Exercise data:

· · · · · · ·

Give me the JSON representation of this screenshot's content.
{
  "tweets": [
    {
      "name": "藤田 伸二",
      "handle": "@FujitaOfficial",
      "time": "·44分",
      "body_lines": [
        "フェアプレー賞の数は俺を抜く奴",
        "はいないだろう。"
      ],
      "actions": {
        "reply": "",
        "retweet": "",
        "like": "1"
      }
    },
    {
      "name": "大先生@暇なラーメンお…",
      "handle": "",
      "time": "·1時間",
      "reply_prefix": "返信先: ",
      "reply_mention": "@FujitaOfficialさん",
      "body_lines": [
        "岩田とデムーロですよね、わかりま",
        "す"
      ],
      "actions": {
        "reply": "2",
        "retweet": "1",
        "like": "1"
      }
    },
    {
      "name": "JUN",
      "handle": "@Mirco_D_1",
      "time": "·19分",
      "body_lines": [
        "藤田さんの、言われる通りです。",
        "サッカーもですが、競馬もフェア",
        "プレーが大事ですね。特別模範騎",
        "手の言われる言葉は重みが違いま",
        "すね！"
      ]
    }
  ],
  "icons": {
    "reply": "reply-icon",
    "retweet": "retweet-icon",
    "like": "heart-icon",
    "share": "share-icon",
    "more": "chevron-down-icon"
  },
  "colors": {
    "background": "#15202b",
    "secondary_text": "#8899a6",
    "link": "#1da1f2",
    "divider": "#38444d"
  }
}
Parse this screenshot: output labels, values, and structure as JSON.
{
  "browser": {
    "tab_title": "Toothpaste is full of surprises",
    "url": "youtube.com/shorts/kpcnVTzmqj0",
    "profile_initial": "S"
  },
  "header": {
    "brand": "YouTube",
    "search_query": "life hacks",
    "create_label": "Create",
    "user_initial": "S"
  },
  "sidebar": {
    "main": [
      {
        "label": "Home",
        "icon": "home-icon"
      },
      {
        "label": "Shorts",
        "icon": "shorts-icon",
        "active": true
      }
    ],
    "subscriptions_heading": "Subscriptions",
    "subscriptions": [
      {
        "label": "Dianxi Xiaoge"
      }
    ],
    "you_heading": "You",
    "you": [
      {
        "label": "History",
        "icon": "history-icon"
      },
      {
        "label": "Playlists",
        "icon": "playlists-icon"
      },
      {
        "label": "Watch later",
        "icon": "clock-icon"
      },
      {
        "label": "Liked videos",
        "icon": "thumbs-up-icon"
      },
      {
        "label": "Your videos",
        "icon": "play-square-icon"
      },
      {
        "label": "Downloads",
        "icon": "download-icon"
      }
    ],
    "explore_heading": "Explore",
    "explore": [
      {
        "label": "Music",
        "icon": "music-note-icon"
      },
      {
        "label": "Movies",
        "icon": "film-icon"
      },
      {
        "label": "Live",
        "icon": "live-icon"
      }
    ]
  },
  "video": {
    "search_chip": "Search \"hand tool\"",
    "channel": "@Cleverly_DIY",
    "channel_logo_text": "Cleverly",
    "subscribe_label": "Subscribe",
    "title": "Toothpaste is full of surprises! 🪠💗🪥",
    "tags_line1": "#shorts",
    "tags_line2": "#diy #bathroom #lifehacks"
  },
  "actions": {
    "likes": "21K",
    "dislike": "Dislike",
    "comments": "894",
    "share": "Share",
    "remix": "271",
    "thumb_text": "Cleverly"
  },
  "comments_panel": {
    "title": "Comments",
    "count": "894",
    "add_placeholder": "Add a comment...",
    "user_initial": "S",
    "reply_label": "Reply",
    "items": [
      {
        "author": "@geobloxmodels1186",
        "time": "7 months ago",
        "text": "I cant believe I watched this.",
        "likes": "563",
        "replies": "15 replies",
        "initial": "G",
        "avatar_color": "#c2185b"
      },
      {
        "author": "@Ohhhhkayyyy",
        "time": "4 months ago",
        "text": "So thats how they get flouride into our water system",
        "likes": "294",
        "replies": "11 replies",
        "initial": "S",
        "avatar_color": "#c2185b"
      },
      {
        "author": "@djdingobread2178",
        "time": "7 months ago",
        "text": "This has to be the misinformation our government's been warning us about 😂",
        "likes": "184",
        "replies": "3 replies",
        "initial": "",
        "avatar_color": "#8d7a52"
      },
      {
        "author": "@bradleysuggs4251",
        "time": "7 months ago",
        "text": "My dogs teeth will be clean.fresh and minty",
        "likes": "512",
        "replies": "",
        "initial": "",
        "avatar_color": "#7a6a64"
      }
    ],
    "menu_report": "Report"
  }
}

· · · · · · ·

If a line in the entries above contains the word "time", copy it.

      "time": "·44分",
      "time": "·1時間",
      "time": "·19分",
        "time": "7 months ago",
        "time": "4 months ago",
        "time": "7 months ago",
        "time": "7 months ago",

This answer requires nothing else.